● Instructions to follow: Reproduce all of the entries character for character, while leaving out any pictures they contain.

[Exercise materials Boundary: Start]

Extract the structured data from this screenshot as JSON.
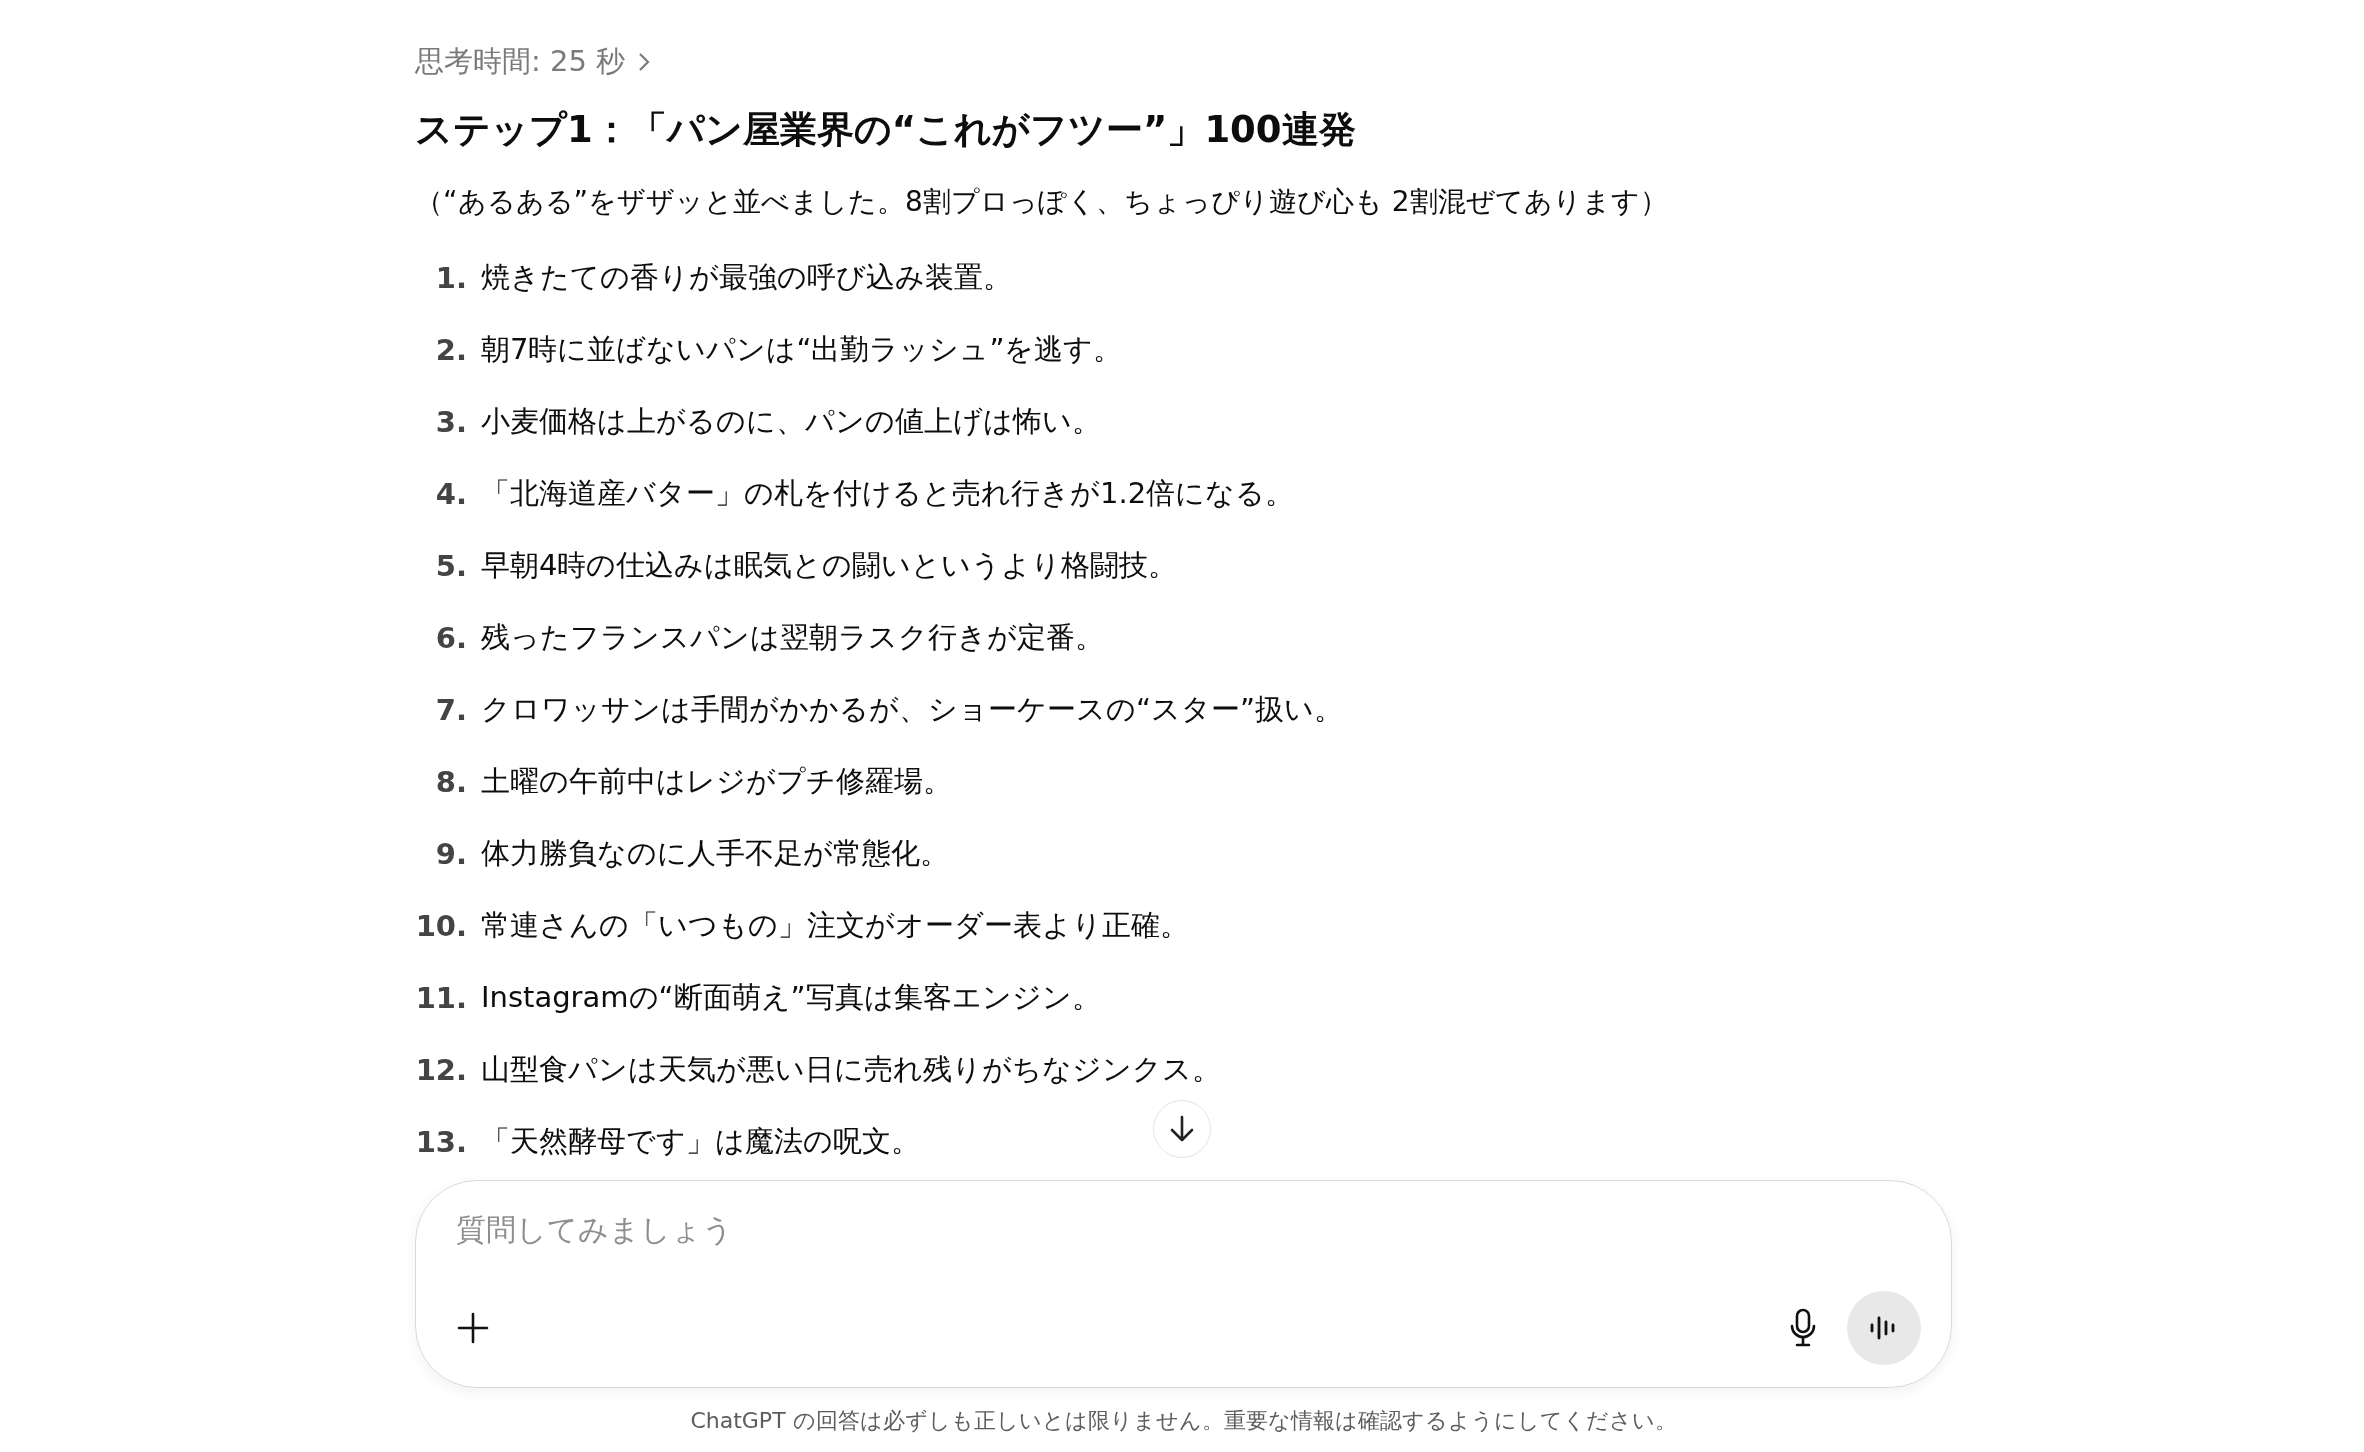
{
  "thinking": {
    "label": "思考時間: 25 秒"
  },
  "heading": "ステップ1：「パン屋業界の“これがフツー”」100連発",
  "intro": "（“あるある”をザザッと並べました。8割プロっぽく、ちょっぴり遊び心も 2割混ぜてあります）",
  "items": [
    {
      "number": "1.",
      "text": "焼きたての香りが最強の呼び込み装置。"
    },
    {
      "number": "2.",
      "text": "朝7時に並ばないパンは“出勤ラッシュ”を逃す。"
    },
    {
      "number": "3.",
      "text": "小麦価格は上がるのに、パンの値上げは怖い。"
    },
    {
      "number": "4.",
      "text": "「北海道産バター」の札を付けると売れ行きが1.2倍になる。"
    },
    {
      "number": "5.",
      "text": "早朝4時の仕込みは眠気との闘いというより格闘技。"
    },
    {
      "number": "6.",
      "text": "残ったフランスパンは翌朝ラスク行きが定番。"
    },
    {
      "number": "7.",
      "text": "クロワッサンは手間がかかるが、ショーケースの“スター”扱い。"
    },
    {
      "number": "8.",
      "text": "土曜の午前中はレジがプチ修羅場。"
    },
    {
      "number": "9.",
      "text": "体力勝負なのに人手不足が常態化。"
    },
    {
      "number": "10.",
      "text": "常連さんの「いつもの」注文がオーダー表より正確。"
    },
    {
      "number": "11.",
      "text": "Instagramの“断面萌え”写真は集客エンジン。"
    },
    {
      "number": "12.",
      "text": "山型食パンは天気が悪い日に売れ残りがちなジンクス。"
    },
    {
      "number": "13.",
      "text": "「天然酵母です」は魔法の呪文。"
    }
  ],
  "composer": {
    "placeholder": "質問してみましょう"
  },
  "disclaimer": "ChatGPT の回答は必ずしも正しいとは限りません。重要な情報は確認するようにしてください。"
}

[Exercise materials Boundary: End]

● Written solution:
Extract the structured data from this screenshot as JSON.
{
  "thinking": {
    "label": "思考時間: 25 秒"
  },
  "heading": "ステップ1：「パン屋業界の“これがフツー”」100連発",
  "intro": "（“あるある”をザザッと並べました。8割プロっぽく、ちょっぴり遊び心も 2割混ぜてあります）",
  "items": [
    {
      "number": "1.",
      "text": "焼きたての香りが最強の呼び込み装置。"
    },
    {
      "number": "2.",
      "text": "朝7時に並ばないパンは“出勤ラッシュ”を逃す。"
    },
    {
      "number": "3.",
      "text": "小麦価格は上がるのに、パンの値上げは怖い。"
    },
    {
      "number": "4.",
      "text": "「北海道産バター」の札を付けると売れ行きが1.2倍になる。"
    },
    {
      "number": "5.",
      "text": "早朝4時の仕込みは眠気との闘いというより格闘技。"
    },
    {
      "number": "6.",
      "text": "残ったフランスパンは翌朝ラスク行きが定番。"
    },
    {
      "number": "7.",
      "text": "クロワッサンは手間がかかるが、ショーケースの“スター”扱い。"
    },
    {
      "number": "8.",
      "text": "土曜の午前中はレジがプチ修羅場。"
    },
    {
      "number": "9.",
      "text": "体力勝負なのに人手不足が常態化。"
    },
    {
      "number": "10.",
      "text": "常連さんの「いつもの」注文がオーダー表より正確。"
    },
    {
      "number": "11.",
      "text": "Instagramの“断面萌え”写真は集客エンジン。"
    },
    {
      "number": "12.",
      "text": "山型食パンは天気が悪い日に売れ残りがちなジンクス。"
    },
    {
      "number": "13.",
      "text": "「天然酵母です」は魔法の呪文。"
    }
  ],
  "composer": {
    "placeholder": "質問してみましょう"
  },
  "disclaimer": "ChatGPT の回答は必ずしも正しいとは限りません。重要な情報は確認するようにしてください。"
}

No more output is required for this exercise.